Now, if you’re adverse to using pop-ups, don’t be. When done right they’re an incredibly effective technique for taking the next step toward building a relationship with a site visitor. But you don’t have to take my word for it.
With any of those three display options, you can create a flow that appears on all pages or select URLs, and feeds leads into your email provider of choice.
Just proceed through the Lead Flows wizard which walks you through selecting a display type, customizing the text, imagery and colors for your pop-up, and adjusting other options as you see fit.
For instance, I can connect my MailChimp to HubSpot Marketing Free and each time I set up a new Lead Flow, I can make sure that contacts are added to the correct email marketing List. (Third party pop-up solutions are not recognized, so you’ll need to use these Lead Flows if you want Marketing Free to collect all lead information.)
If you want some or all of your existing embedded forms to feed into your email marketing provider, head over to the Collected Forms tab which lists every form HubSpot Marketing Free has detected (meaning someone has completed the form since the tracking code has been installed). You can also choose to sync those contacts with HubSpot’s free CRM service.
Here you can see two of my forms. One is a standard Contact form while the other, “#mc-embedded…” is an embedded MailChimp form for one of my content upgrades.
I can toggle email notifications for each form submission (the emails include all of the data that’s collected for that contact at that time), as well as edit the collected form to direct it into a MailChimp list. I already know that the MailChimp embedded form is on my LinkedIn Profile guide which gets almost 100% direct, new traffic from Google Search, and it feeds directly into the appropriate group within a list, so I don’t need HubSpot Marketing Free to sync, nor do I need email notifications on completion.
For contacts that come in via the Contact Us page, however, knowing how they got there in one email as their form submission comes in via a second, normal lead email, is helpful.
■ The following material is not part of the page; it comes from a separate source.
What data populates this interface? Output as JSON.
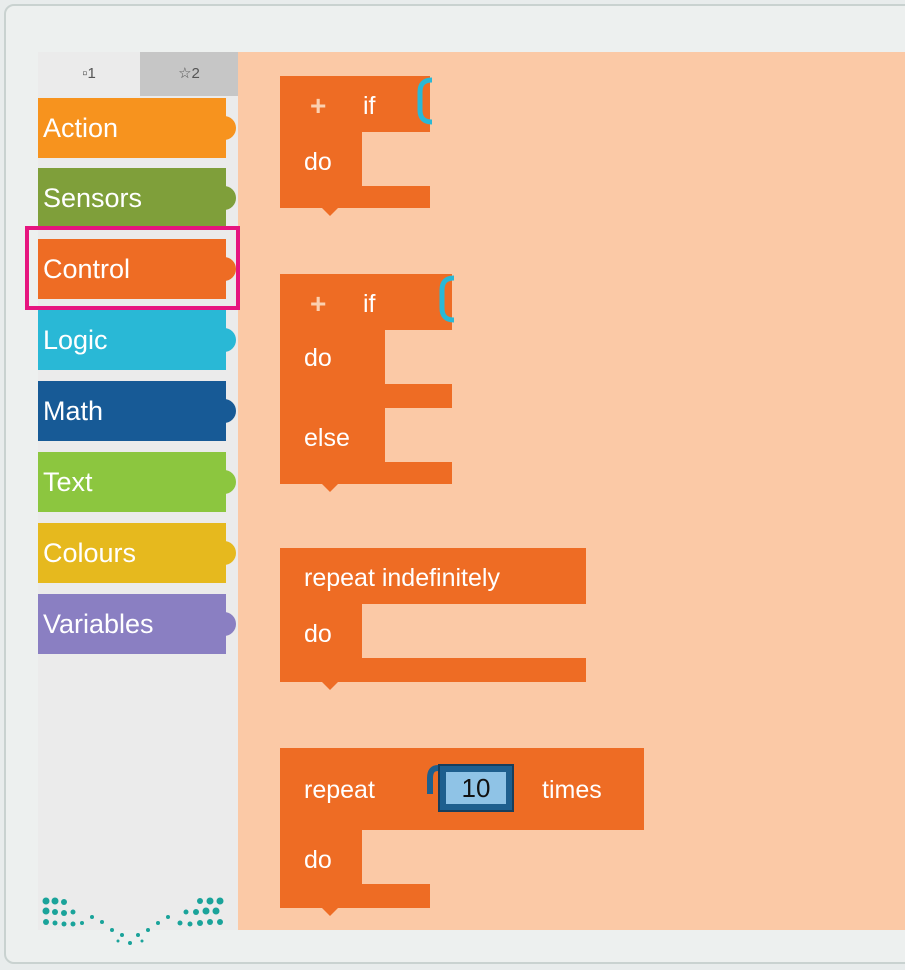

I can also sync those leads into MailChimp for ongoing marketing in addition to whatever personal responses I might send.
Obviously your site and available forms may vary wildly, so my point here is to illustrate how HubSpot Marketing Free’s Lead Flows and Collected Forms can be initialized and customized to suit your needs, in moments.
There is an upgraded version (HubSpot Marketing Starter) for $50/mo that removes all branding, stores contact details indefinitely (instead of 7 days), and permits custom lead form fields.
PRO TIP: Routinely export your contacts, either all or for specific forms / lead flows, into a spreadsheet where you can perform more detailed, as well as aggregate, analysis.
While the creation of words and images into a compelling message that your target audience will respond to positively is certainly an art, executing successful marketing tactics and measuring their results should be more of a science.
If you want to understand your audience so that you can communicate with them better, you need to see what they’re doing – both how they got to your site and what they did when they got there – and Google Analytics alone will not provide that information to you when it matters most: for your valuable leads and prospects.
Thanks to HubSpot Marketing Free, you can see exactly what specific leads did prior to becoming leads and learn from those experiences.
Now you have those missing links.
This content was originally published here.